= Beginning of Section =
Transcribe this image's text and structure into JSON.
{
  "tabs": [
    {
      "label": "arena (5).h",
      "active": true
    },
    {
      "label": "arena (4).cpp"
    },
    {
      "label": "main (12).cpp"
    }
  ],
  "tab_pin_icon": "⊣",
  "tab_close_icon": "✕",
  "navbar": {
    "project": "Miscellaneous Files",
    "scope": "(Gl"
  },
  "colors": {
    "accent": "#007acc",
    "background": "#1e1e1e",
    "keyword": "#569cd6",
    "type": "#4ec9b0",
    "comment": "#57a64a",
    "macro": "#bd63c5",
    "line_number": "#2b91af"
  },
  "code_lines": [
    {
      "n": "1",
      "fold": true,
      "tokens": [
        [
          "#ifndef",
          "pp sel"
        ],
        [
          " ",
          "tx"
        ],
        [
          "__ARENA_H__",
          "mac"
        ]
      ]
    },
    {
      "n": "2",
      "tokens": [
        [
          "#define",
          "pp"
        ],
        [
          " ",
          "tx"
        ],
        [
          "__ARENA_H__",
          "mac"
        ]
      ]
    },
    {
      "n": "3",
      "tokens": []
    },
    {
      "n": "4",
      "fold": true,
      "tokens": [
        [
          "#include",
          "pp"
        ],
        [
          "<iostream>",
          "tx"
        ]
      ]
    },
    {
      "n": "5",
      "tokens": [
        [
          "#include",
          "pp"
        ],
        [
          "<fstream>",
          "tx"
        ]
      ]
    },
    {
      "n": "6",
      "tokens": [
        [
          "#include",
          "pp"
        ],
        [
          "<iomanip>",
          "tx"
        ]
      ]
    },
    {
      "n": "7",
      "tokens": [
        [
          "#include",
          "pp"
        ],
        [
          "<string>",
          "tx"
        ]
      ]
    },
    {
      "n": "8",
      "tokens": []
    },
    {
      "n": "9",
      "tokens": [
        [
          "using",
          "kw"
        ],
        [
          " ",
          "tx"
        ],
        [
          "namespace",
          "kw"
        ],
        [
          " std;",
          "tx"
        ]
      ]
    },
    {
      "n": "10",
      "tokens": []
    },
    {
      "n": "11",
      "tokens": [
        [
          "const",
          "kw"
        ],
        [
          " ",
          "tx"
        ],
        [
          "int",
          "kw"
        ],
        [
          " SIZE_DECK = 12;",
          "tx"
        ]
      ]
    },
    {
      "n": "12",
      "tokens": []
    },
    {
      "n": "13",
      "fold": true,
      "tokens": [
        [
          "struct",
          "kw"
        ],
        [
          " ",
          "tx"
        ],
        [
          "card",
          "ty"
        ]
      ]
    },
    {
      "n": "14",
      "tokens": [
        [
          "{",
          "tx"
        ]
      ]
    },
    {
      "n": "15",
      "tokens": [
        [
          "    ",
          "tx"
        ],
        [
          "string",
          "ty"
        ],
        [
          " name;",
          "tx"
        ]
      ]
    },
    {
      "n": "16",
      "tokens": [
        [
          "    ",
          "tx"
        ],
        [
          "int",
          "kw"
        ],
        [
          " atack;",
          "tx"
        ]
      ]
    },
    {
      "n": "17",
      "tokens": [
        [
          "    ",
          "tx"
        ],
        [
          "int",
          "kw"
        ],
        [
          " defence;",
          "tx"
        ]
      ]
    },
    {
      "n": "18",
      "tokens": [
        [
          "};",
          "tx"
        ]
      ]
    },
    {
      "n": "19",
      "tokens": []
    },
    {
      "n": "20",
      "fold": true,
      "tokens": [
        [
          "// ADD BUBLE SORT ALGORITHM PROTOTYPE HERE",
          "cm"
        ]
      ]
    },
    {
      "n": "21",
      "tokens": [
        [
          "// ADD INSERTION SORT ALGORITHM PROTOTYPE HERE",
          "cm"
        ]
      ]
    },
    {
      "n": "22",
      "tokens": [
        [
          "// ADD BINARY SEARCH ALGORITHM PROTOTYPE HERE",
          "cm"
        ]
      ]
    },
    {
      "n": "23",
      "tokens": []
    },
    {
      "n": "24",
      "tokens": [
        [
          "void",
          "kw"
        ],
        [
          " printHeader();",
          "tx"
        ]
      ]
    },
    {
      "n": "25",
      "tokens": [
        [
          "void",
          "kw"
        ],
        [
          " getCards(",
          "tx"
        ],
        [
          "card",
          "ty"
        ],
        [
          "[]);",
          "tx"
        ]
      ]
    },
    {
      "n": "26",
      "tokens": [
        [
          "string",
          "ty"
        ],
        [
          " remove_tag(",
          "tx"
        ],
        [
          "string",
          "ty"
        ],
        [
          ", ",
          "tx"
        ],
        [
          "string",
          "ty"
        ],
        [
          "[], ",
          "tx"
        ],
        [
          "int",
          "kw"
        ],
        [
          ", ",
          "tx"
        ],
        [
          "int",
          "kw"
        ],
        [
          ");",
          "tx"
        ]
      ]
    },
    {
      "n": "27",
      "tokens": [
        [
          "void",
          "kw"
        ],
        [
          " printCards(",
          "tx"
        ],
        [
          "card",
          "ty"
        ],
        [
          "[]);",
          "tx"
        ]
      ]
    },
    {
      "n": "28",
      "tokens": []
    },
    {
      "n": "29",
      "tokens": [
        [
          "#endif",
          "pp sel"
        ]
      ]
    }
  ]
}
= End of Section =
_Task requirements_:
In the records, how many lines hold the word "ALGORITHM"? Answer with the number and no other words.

_Task result_:
3